However, the plaintiff experienced a deep vein thrombosis in December, which prevented the plaintiff from scheduling or undergoing surgery thereafter. The plaintiff then consulted with a different physician, who recommended a second lumbar decompression surgery as well as a cervical decompression surgery. The plaintiff underwent the lumbar surgery but never underwent the cervical surgery. The plaintiff’s condition continued to deteriorate and ultimately resulted in quadriplegia. During the pendency of this appeal, the plaintiff died.
After this series of events, the plaintiff and his wife brought suit against the neurologist, the neurosurgeon, Broward Neurosurgeons, LLC, and Broward General Medical Center, alleging negligence related to failure to diagnose and loss of consortium. The case eventually went to trial, after which the jury returned, inter alia, a general verdict in favor of the neurologist. At issue on appeal to the Fourth District Court of Appeal was whether a statement of law made by the defense counsel in his closing argument was improper. Counsel for the neurologist argued that the plaintiff had failed to establish causation on the negligence claim because the neurosurgeon testified that he would not have altered the course of treatment even if the neurologist had performed a cervical spine MRI that likely would have shown the cervical compression issue earlier. The Fourth District Court of Appeal found that the statement was not improper, relying on its earlier opinion in Ewing v. Sellinger, 758 So. 2d 1196, 1198 (Fla. 4th DCA 2000). The plaintiff argued that this result and Ewing were in direct conflict with precedent from the Fifth District Court of Appeal and Third District Court of Appeal, which had both held that the testimony of a subsequently treating physician cannot insulate an initial physician from liability, and appealed to the Supreme Court of Florida.

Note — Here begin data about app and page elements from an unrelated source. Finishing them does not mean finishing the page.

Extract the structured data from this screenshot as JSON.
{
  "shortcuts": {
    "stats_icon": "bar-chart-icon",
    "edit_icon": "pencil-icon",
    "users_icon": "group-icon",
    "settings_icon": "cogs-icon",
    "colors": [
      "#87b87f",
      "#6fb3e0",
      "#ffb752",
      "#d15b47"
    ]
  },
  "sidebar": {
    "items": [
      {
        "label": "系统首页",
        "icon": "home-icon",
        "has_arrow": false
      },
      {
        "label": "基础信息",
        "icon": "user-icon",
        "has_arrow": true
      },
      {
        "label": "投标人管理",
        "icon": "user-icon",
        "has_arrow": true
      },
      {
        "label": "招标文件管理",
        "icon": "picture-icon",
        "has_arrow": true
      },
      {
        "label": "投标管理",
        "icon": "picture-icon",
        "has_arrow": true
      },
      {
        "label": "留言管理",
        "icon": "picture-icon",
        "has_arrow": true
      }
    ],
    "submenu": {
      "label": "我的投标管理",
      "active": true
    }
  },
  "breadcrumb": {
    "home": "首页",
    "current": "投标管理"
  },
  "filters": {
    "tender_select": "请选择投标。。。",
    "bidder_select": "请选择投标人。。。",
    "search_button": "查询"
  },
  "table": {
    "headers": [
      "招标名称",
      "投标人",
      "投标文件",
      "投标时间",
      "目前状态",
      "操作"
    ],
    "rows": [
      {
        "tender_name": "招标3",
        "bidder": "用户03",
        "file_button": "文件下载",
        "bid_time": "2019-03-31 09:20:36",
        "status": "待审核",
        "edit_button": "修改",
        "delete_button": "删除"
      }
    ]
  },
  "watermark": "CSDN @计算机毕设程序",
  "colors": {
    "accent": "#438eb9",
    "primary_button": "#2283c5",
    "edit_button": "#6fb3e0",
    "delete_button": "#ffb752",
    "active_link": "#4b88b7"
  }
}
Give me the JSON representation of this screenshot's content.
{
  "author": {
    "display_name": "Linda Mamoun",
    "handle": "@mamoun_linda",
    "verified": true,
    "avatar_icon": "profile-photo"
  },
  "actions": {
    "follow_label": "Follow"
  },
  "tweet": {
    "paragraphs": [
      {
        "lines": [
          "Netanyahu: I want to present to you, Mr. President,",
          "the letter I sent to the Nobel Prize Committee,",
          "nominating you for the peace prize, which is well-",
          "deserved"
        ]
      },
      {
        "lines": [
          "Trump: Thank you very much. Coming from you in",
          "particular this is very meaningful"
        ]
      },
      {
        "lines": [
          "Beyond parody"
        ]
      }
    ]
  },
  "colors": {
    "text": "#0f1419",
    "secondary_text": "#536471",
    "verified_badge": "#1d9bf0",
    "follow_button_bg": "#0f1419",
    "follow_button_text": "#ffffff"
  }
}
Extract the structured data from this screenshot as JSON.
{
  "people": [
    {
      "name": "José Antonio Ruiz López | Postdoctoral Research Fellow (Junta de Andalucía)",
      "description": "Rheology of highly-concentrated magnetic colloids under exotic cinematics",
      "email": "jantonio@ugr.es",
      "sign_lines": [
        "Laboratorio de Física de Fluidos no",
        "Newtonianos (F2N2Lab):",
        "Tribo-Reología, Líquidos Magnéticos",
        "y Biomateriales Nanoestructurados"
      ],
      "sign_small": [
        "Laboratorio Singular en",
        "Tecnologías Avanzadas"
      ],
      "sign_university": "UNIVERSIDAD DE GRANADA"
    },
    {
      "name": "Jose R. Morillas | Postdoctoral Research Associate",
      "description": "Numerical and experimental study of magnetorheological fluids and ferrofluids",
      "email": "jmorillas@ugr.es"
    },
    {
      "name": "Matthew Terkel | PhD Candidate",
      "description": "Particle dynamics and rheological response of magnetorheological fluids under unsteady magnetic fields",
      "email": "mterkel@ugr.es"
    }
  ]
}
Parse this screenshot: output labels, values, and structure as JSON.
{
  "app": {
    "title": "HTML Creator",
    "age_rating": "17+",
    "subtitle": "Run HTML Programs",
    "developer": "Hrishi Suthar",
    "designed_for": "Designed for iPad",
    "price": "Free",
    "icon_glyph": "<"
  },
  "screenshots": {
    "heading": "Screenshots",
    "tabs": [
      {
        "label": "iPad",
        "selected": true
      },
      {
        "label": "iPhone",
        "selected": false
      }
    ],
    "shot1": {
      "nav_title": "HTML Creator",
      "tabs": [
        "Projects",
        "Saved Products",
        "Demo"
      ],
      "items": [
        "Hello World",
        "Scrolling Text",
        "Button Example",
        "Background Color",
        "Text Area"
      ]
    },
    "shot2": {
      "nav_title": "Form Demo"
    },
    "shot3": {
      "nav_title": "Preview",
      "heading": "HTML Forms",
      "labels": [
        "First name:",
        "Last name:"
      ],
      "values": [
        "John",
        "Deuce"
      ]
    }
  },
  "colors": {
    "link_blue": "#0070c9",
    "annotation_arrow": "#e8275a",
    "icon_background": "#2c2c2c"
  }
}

The Supreme Court of Florida first reviewed the standard of care for a medical malpractice action in Florida, which requires a plaintiff prove there is a duty by the physician, a breach of that duty, causation, and damages. With regard to the impact of a subsequent treating physician’s testimony on the determination of negligence of an earlier treating physician, the Supreme Court stated, “[b]ecause the central concern in medical malpractice actions is the reasonably prudent physician standard, the issue of whether a treating physician acted in a reasonably prudent manner must be determined for each individual physician … [a] subsequent treating physician simply may not be present at the time a defendant physician makes an allegedly negligent decision or engages in a potentially negligent act. Further, it is not only the final physician, but rather each treating physician who must act in a reasonably prudent manner.” Accordingly, the Supreme Court held, “a physician cannot insulate himself or herself from liability for negligence by presenting a subsequent treating physician who testifies that adequate care by the defendant physician would not have altered the subsequent care.” Consequently, in the case at hand, the Supreme Court found the counsel’s statement to be harmful, since it erroneously informed – and likely misled – the jury, and it quashed the decision below.
Although medical malpractice actions are common, the law nonetheless remains unsettled on many important issues. Accordingly, it is useful for anyone considering bringing legal actions for an act of possible medical negligence to get the guidance of experienced legal counsel. If you are in this position, the South Florida injury attorneys at Frankl & Kominsky are ready to offer you assistance with your claim. The attorneys at Frankl & Kominsky have many years of experience litigating medical malpractice actions in both state and federal court and are well informed on the sort of legal nuances that could arise in your case. Feel free to contact us for a free case evaluation.